EFC President Bruce J. Clemenger participated in the Maternal, Newborn and Child Health Summit held by Federal Government last week in Toronto. He reflects on how the issues relate to all Canadians.
The numbers are staggering: 6.6 million children under 5 dying each year around the world due to malnutrition and disease; 289,000 women dying during pregnancy or childbirth. That translates into 18,000 children dying each day by preventable causes, with 40% dying in the first month, and 15% in the first 24 hours.
The majority of the mothers are between 15 and 19 years old. The death of mothers often leaves surviving children as parentless – orphans – in desperate and volatile situations.
Such huge numbers can numb us and make us feel helpless. But the situation isn’t hopeless. Since 1990 the number of deaths of children has been almost halved from 12.6 million. And maternal mortality has dramatically declined from 523,000 in 1990.
Most of the deaths are preventable. What is needed is the will, resources and effective strategies. And underlying these, compassion and generosity.
For its part, the Canadian government has made maternal health and newborn and child mortality the primary focus of its international policy and aid.
In 1990, countries around the world committed themselves to the Millennium Development Goals, eight priorities that included child mortality and maternal health. The specific aim is to reduce child mortality by two thirds and maternal mortality by three quarters, between 1990 and 2015.
The Prime Minister has made these two goals a Canadian priority and a personal focus. Canada has become a world leader in the pursuit of these goals and recently committed more funds for the years 2015 to 2020, promising more funding than the experts were asking for.
Of course, government focus and funding are necessary but not sufficient to accomplish this task. The key for success is collaboration among a plurality of stakeholders on the points of consensus. Governments have the financial resources necessary to make a significant difference, and they can work collaboratively on a government-to-government basis with countries where maternal and child mortality are acute. (Only 11 countries account for 60% of the mortality.)

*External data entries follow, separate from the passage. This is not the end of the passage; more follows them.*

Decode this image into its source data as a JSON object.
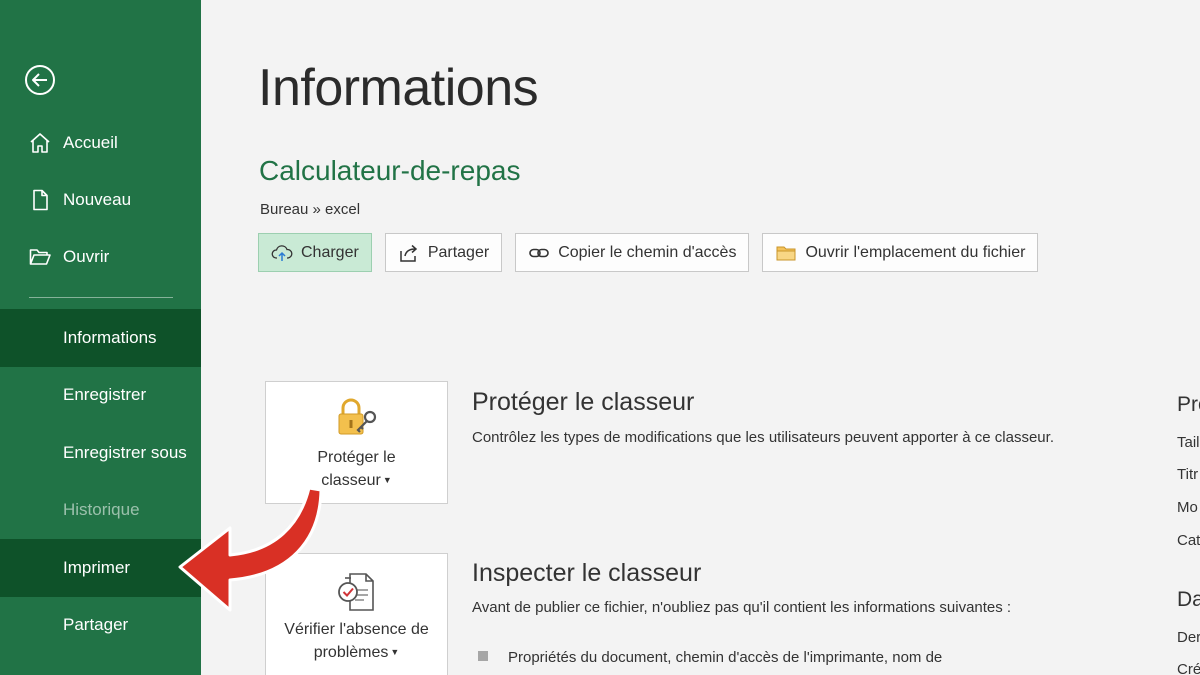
{
  "sidebar": {
    "top_items": [
      {
        "label": "Accueil",
        "icon": "home-icon"
      },
      {
        "label": "Nouveau",
        "icon": "new-document-icon"
      },
      {
        "label": "Ouvrir",
        "icon": "open-folder-icon"
      }
    ],
    "items": [
      {
        "label": "Informations",
        "state": "active"
      },
      {
        "label": "Enregistrer",
        "state": "normal"
      },
      {
        "label": "Enregistrer sous",
        "state": "normal"
      },
      {
        "label": "Historique",
        "state": "disabled"
      },
      {
        "label": "Imprimer",
        "state": "highlighted"
      },
      {
        "label": "Partager",
        "state": "normal"
      }
    ]
  },
  "main": {
    "title": "Informations",
    "document_name": "Calculateur-de-repas",
    "breadcrumb": "Bureau » excel",
    "toolbar": [
      {
        "label": "Charger",
        "icon": "cloud-upload-icon"
      },
      {
        "label": "Partager",
        "icon": "share-icon"
      },
      {
        "label": "Copier le chemin d'accès",
        "icon": "link-icon"
      },
      {
        "label": "Ouvrir l'emplacement du fichier",
        "icon": "folder-icon"
      }
    ],
    "protect": {
      "button_label": "Protéger le classeur",
      "title": "Protéger le classeur",
      "description": "Contrôlez les types de modifications que les utilisateurs peuvent apporter à ce classeur."
    },
    "inspect": {
      "button_label": "Vérifier l'absence de problèmes",
      "title": "Inspecter le classeur",
      "description": "Avant de publier ce fichier, n'oubliez pas qu'il contient les informations suivantes :",
      "bullet": "Propriétés du document, chemin d'accès de l'imprimante, nom de"
    },
    "right_column": {
      "heading1": "Pro",
      "items": [
        "Tail",
        "Titr",
        "Mo",
        "Cat"
      ],
      "heading2": "Da",
      "items2": [
        "Der",
        "Cré"
      ]
    }
  },
  "colors": {
    "sidebar": "#217346",
    "sidebar_active": "#0e5229",
    "accent_green": "#217346",
    "arrow_red": "#d93025"
  }
}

But governments cannot do it alone. In Canada the government has partnered with a broad range of Canadian agencies that have proven track records and on-the-ground expertise in caring for women and children overseas. As we would expect, some of these are Christian agencies that work collaboratively with local indigenous agencies, including churches, in caring for the world’s most vulnerable. They have been doing this long before governments became involved. They are the hands and feet of compassion and mercy, providing services to women and their children.
The only controversy is the government’s refusal to fund abortion services. In its decision the government is respecting the diversity of views of Canadians and is focusing on strategies that do not pit the life of the mother against the life of her child, but on those that seek the well-being of both. All involved agree the projects the government is funding (combatting disease, improving nutrition and health systems) are necessary and will make a difference to issues related to poverty and homelessness, education and healthcare.
This is a good news story about governments and non-governmental agencies coming together.
Christianity has nourished a worldview that fosters a radically different view of disease and disability. As a result, medical care and caring for the most vulnerable have been integral to Christian mission since the church was birthed.
Our faith also teaches us to be compassionate, to love our neighbours and to be generous with our time, resources and abilities.
The church, both in Canada and overseas, has an important part to play in this initiative, by encouraging governments to do good, by demonstrating and encouraging compassion and generosity among our neighbours, and partnering through Canadian churches and agencies with organizations and churches overseas who are not only the immediate neighbours of those who need our help, but among them.
The need and the numbers are immense, but the call to compassion and generosity is not contingent on what we think is possible. It is an expression of our love for God and our neighbours.
Author: Bruce J. Clemenger